The procedure described above strongly resembles Grinold and Kahn description of estimation of pure factor portfolios returns and also it resembles numerous articles devoted to "surprise in something" scores and their abnormal returns.
Practicle issues with using long period score averaging involves increase of exposure to crosssectional price momentum. This could be overcome for example by incorporating constraint of zero exposure to momentum into the optimization task.
Hope those ideas would help to bring some interest to the topic. From my point of view it is fascinating to see how purely statistical properties of crosssectional portfolios could give a rise for the practical ideas.





Zoho


Total Posts: 20 
Joined: Feb 2018 


Also one can extend the aforementioned ideas and apply improvements to pca like enforcing sparsity like mentioned by EspressoLover. For example one can get the groups of cointegrating stocks and pull residual momentum/reversion using neutralization to the desired factors and for example supervised learning on top of the residuals scores 



Zoho


Total Posts: 20 
Joined: Feb 2018 

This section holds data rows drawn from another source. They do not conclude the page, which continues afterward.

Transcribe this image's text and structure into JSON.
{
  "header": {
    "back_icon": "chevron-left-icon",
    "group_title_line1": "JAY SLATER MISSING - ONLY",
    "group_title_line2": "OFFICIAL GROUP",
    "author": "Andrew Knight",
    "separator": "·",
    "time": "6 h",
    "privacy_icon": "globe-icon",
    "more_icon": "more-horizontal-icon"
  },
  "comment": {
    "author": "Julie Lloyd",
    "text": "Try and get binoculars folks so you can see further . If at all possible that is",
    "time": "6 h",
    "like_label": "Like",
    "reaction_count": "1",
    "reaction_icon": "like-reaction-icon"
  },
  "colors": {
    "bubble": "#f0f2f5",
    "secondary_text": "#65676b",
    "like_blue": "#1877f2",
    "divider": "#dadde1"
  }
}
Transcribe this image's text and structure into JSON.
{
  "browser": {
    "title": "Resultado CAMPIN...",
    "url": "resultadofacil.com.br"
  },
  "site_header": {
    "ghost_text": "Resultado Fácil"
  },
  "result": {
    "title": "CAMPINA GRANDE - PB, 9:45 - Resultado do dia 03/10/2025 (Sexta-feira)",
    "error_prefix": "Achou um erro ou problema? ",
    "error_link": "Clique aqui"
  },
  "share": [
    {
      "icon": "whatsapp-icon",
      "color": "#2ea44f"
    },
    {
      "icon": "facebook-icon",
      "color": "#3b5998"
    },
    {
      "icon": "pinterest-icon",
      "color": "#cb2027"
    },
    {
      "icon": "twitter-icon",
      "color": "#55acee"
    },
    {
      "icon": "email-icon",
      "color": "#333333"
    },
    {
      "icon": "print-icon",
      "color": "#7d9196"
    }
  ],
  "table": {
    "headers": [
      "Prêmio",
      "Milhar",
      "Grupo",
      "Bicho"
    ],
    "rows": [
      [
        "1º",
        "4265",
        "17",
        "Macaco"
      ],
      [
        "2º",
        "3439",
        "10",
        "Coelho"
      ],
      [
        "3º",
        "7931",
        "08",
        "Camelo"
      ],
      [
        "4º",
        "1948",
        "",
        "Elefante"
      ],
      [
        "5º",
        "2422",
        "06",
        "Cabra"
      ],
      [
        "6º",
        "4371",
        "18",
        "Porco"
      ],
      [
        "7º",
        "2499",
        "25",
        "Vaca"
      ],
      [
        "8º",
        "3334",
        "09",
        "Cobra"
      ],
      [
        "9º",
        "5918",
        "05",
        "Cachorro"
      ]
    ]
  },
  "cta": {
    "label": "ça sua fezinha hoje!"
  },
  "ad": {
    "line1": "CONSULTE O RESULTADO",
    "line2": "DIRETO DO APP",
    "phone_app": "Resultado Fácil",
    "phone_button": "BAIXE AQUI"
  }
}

implementation of the signals of the "surprise in something"type that is done with the help of the XTXstyle purefactors could be seen as implementation of the approach by Fernholz who proposed to get smooth information ratio portfolios by hedging frequently rebalanced portfolio with slowly rebalanced portfolio